At 30,246 miles the milometer indicator of the speedo failed. I have had 3 blow-outs – yes, blow-outs of the sidewalls of the Dunlop tyres at 70 m.p.h. on busy California freeways. The radiator loses water consistently and engine over-heating is my notice to top up. (About once a week in summer.) There has always been steering wheel shake at 52 m.p.h. but careful dynamic wheel balancing reduces this to barely noticeable levels. Just now in the first real rain that we’ve had here since the car was delivered, I find my accelerator foot becomes saturated from the water puddle which collects in the facia shelf below the dash on the driver’s side. The air conditioner is totally inadequate for local conditions and just refuses to retain its charge of Freon. At 3,000 miles I lost almost all the engine oil when a cylinder-head gasket failed and coated the engine compartment with Castrol GTX. A carburettor float jammed open shortly after and flooded the engine causing a stall again in busy San Francisco traffic at commute hour. The plastic T pipe between carburettors split at 20,000 miles and the car was off the road for three weeks awaiting a replacement from England. The left side headlight works sometimes but defies remedial action. The seat belts are so difficult to put on that no one uses them.

All in all, the Jaguar XJ6 is a fine product (when it works), which will be passed onto my wife when that XJV12 I’ve had on order for 12 months, is delivered. If that car is as costly to maintain and as unreliable, I shall abandon Jaguar products and buy a reliable American vehicle.
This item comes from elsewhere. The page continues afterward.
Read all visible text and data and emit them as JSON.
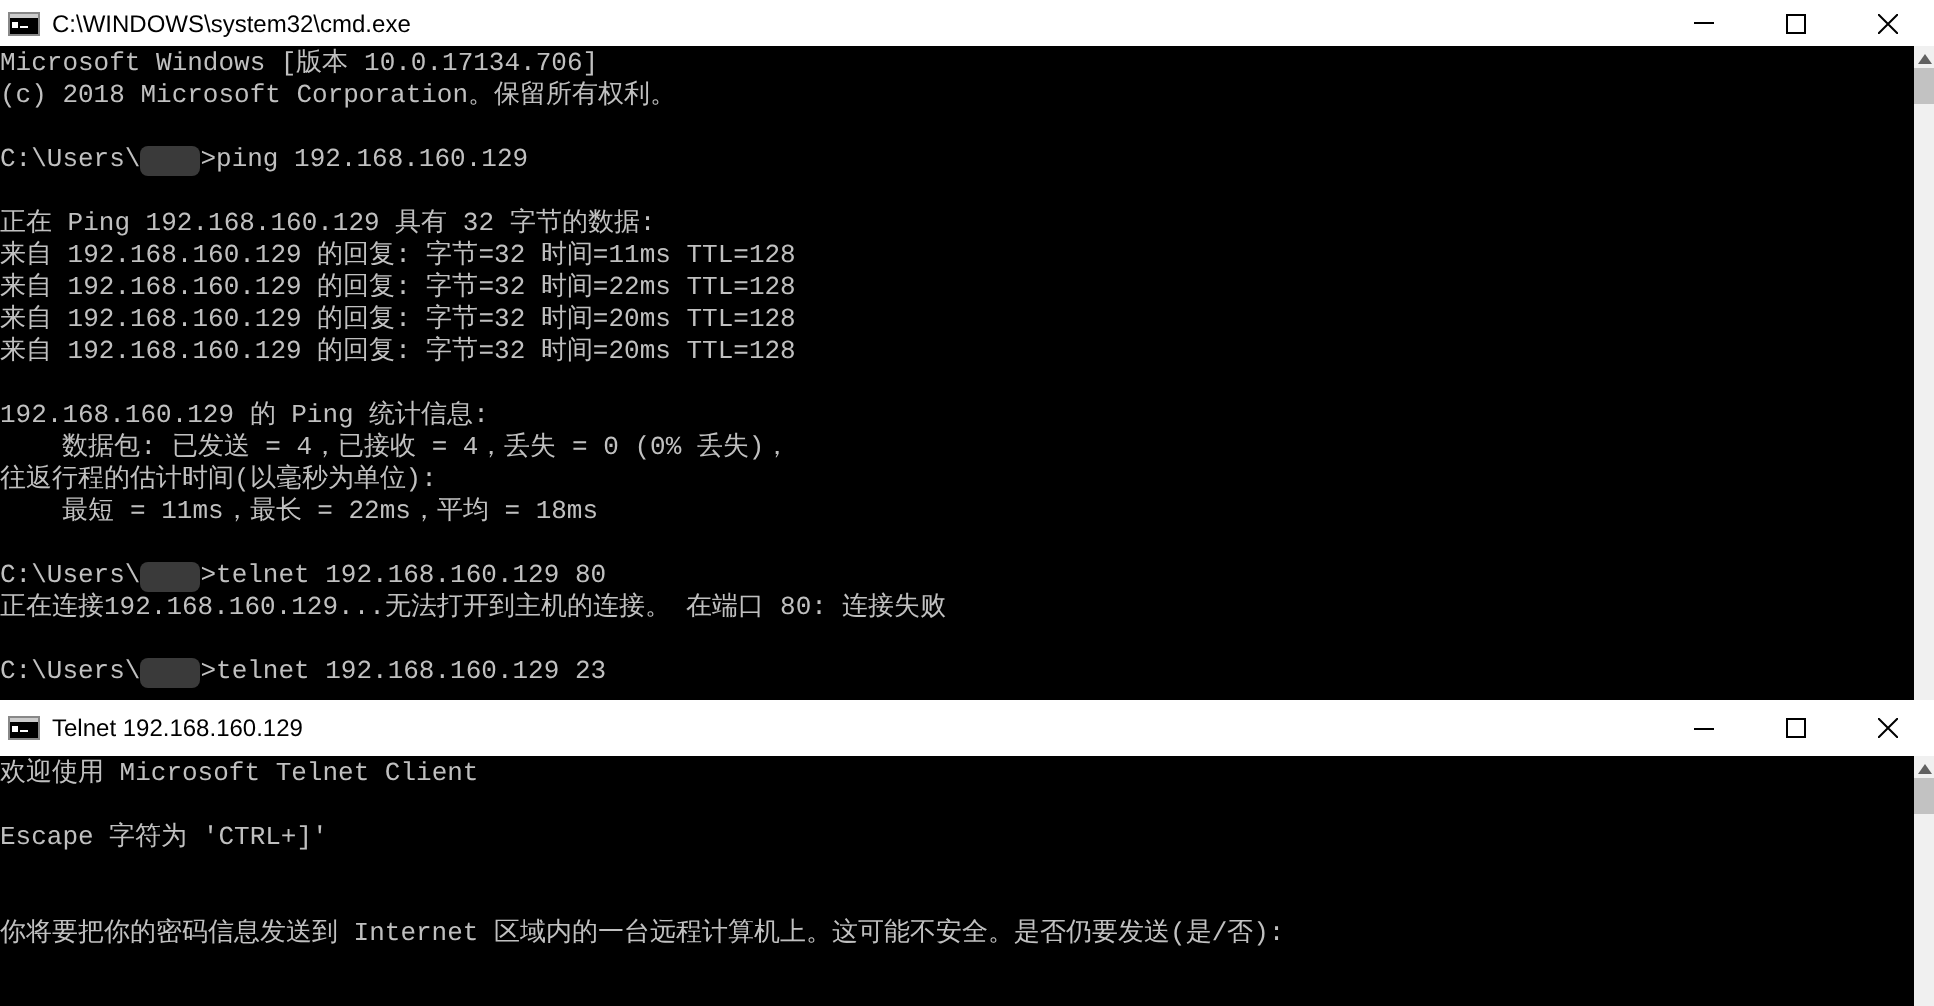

Perhaps Mr. Whyte would like to comment further!

San Jose.
Patrick J. Shasby.
President, Anglo-California Travel Service, Inc.